Beyoncé laid the groundwork for Lemonade in February, with her show-stopping performance of the album track Formation as part of the Super Bowl half-time show. With its state-of-the-art sonics and booming sub-bass, the song is a powerful ode to black womanhood, and recalls stereotypes. “I like my baby hair, with baby hair and afros / I like my negro nose with Jackson 5 nostrils.”
The Black Lives Matter movement has also inspired artists outside of the US. Last week, British hip-hop duo Rizzle Kicks posted on Facebook a music video for the punchy, incisive SLBK, in response to Black Lives Matter marches in London, Berlin and Amsterdam last week.
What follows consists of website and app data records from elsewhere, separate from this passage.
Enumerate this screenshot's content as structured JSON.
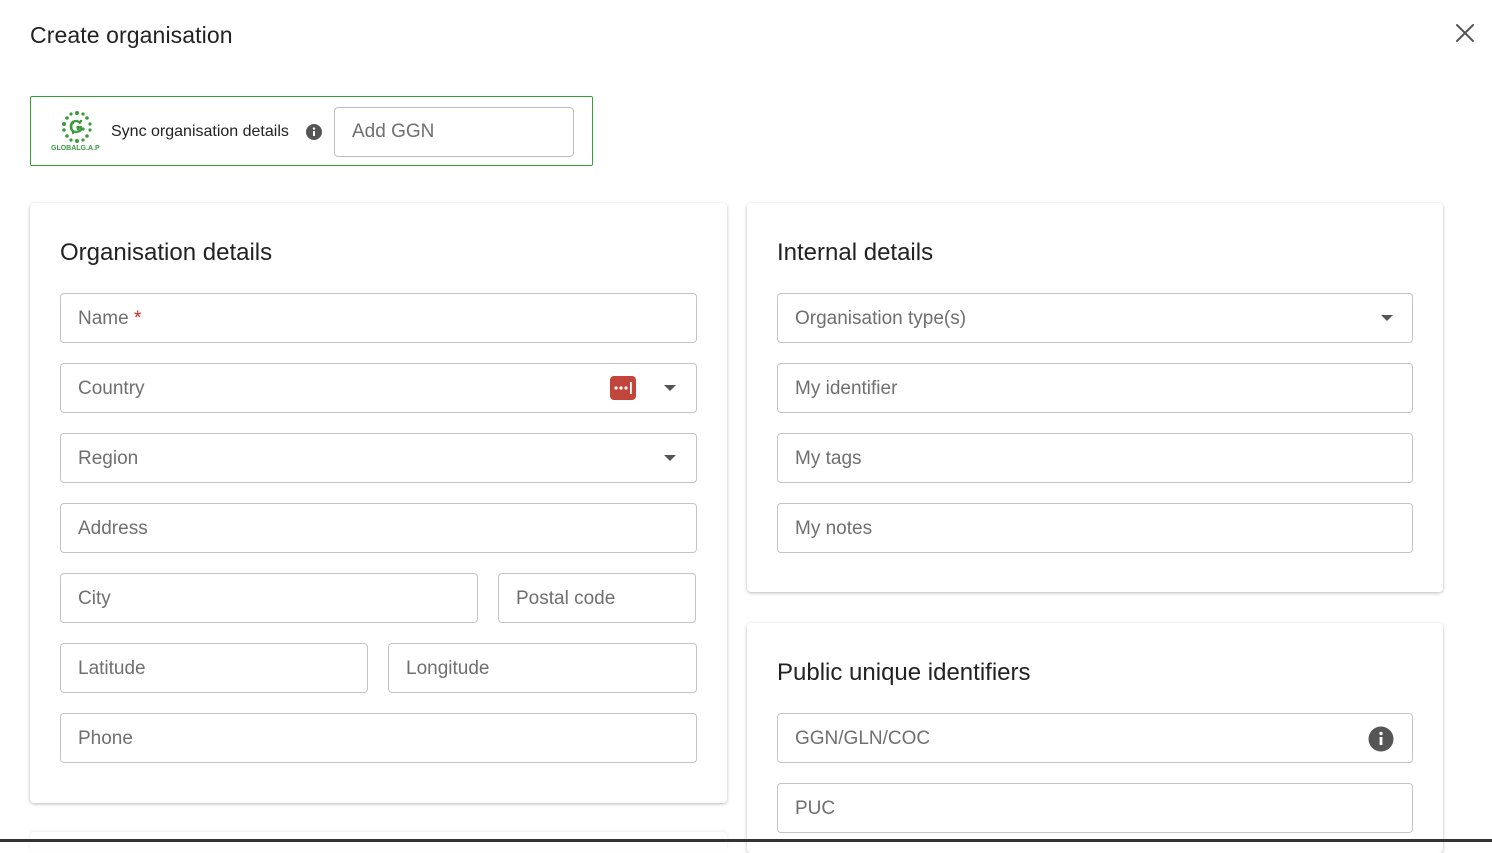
{
  "dialog": {
    "title": "Create organisation"
  },
  "sync": {
    "brand": "GLOBALG.A.P",
    "label": "Sync organisation details",
    "ggn_placeholder": "Add GGN"
  },
  "organisation_details": {
    "title": "Organisation details",
    "fields": {
      "name": "Name",
      "required_mark": "*",
      "country": "Country",
      "region": "Region",
      "address": "Address",
      "city": "City",
      "postal_code": "Postal code",
      "latitude": "Latitude",
      "longitude": "Longitude",
      "phone": "Phone"
    }
  },
  "internal_details": {
    "title": "Internal details",
    "fields": {
      "organisation_types": "Organisation type(s)",
      "my_identifier": "My identifier",
      "my_tags": "My tags",
      "my_notes": "My notes"
    }
  },
  "public_identifiers": {
    "title": "Public unique identifiers",
    "fields": {
      "ggn": "GGN/GLN/COC",
      "puc": "PUC"
    }
  },
  "icons": {
    "close": "close-icon",
    "info": "info-icon",
    "dropdown": "chevron-down-icon",
    "password_manager": "password-manager-icon",
    "logo": "globalgap-logo"
  },
  "colors": {
    "accent_green": "#3a9a3c",
    "required_red": "#c62828",
    "password_icon_red": "#c2453b",
    "field_border": "#c4c4c4",
    "label_grey": "#6f6f6f"
  }
}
Galvanised by the BLM protests across the Atlantic, the young rappers, from Brighton, used SLBK to comment on the poverty and gang violence affecting black youths in the United Kingdom.
Music-streaming website 8.tracks.com currently offers 20 Black Lives Matter playlists.
Songs such as D’Angelo’s Prince-like gem The Charade (“All we wanted was a chance to talk / ’Stead we got outlined in chalk”); J Cole’s ballad Be Free; and Lauryn Hill’s Black Rage (an audacious reworking of The Sound of Music’s My Favourite Things), have also been adopted as anthems by BLM followers.
But to paraphrase a 1964 civil-rights anthem by soul great Sam Cooke, one senses that, if “a change is gonna come”, it needs to be soon, and peaceful. This is a point underlined by events in Baton Rouge, Louisiana, on Sunday, where gunman Gavin Long shot dead three police officers before being shot and killed himself.
Updated: July 19, 2016 04:00 AM